> **YOUR OBJECTIVE**
Only a number is wanted here: the number of lines of the data that include "product".

> **PROVIDED INFORMATION**
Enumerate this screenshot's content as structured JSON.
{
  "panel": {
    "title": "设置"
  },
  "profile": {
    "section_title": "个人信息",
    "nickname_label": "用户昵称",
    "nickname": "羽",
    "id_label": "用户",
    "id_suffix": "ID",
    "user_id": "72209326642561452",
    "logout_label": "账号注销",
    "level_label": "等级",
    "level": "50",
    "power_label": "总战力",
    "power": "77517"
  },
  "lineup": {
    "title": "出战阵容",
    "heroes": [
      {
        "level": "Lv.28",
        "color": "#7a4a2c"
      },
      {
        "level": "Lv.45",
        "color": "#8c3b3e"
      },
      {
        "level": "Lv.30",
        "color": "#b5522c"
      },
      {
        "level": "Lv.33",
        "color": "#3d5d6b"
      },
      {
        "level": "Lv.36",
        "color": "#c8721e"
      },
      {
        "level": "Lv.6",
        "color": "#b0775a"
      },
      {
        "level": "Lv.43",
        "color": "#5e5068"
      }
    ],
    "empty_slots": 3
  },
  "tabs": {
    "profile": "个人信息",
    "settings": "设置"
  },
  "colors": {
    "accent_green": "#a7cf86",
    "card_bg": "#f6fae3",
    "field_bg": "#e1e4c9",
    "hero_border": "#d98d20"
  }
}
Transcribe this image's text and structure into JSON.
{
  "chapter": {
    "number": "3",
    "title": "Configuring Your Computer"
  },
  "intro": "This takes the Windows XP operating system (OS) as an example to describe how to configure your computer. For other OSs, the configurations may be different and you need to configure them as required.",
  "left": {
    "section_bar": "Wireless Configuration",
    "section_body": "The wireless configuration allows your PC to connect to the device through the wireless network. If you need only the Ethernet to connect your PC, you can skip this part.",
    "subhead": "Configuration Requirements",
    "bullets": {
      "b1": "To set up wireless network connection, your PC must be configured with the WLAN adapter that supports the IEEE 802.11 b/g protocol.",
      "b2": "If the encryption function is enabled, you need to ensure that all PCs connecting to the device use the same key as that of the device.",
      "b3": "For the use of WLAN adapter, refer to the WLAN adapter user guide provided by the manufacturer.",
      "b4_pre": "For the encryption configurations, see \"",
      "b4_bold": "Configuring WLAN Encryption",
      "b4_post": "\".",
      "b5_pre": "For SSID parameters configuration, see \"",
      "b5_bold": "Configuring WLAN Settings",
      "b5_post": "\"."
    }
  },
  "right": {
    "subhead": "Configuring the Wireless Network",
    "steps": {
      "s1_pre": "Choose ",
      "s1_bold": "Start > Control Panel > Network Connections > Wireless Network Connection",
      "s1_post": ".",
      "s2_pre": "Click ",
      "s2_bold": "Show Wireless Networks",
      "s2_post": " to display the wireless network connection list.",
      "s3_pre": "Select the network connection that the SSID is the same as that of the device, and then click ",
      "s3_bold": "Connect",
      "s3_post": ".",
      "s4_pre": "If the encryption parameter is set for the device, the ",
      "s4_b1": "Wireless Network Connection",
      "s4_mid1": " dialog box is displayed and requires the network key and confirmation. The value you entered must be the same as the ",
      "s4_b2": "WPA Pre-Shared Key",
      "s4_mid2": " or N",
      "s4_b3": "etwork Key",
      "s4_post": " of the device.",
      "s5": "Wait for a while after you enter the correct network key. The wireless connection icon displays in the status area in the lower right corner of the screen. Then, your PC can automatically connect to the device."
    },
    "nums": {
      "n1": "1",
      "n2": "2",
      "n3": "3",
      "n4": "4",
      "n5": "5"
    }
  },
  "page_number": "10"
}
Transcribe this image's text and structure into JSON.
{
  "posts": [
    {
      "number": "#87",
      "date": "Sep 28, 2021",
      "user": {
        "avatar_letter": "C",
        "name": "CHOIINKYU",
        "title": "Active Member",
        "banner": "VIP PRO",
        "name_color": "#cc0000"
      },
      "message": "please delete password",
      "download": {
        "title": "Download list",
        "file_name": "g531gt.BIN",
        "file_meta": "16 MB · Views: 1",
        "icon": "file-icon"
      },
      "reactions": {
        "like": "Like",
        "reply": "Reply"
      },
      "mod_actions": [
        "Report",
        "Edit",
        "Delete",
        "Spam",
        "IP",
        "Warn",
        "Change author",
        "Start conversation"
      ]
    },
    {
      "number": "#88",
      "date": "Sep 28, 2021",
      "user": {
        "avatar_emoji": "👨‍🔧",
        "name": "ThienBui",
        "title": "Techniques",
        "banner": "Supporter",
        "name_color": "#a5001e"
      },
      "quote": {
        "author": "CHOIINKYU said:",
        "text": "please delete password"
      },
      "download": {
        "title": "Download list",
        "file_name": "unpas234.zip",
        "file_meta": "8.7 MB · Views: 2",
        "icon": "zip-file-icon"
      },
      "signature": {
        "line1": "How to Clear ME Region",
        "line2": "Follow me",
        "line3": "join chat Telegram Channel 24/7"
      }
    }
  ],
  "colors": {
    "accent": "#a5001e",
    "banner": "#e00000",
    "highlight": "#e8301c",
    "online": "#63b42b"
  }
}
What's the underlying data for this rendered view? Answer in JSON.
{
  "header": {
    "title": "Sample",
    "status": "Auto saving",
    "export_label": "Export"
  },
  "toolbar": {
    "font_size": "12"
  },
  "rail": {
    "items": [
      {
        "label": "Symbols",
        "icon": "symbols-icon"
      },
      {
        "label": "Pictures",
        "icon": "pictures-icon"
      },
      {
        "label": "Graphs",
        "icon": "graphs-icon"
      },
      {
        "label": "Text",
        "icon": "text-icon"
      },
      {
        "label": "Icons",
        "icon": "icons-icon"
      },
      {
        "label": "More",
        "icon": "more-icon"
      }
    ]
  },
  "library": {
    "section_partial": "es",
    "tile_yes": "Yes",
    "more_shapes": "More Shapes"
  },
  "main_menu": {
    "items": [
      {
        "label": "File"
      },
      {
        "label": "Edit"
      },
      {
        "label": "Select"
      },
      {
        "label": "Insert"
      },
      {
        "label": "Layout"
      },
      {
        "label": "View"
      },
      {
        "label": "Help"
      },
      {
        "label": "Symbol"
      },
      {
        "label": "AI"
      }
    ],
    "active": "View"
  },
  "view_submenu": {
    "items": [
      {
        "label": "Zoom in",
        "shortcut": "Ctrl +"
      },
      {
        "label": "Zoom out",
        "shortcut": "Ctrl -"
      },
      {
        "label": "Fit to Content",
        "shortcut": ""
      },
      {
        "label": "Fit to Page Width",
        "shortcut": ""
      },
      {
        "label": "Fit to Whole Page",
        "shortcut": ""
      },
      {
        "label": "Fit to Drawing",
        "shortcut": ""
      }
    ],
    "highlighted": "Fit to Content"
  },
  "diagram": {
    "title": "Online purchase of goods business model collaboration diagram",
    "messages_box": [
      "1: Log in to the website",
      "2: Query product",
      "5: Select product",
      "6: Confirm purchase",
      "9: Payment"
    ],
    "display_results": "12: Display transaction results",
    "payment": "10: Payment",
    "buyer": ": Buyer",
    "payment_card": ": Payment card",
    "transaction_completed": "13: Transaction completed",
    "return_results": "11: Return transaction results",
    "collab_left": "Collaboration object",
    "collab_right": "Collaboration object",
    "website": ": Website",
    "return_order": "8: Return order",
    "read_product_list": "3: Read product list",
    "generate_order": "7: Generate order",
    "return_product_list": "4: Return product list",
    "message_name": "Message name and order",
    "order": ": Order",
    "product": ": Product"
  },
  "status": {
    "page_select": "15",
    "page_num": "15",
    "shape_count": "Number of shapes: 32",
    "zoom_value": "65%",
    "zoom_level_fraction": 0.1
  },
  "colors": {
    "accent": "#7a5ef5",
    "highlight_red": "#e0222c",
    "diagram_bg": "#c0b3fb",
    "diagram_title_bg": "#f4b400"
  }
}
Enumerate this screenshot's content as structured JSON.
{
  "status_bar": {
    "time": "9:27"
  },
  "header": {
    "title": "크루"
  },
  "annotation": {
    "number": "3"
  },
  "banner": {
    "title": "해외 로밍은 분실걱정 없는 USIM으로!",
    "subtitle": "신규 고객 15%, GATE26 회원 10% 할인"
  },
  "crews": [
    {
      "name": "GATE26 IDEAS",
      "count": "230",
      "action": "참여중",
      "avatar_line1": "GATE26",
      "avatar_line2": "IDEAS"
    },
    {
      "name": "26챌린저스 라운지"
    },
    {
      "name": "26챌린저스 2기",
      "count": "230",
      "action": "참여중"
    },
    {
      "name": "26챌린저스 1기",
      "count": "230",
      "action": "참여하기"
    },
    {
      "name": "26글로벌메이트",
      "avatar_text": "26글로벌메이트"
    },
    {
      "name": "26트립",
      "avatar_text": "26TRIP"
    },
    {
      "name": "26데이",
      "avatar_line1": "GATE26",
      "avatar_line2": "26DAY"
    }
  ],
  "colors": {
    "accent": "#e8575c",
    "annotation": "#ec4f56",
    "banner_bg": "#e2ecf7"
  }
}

> **SOLUTION TO THE PROBLEM**
5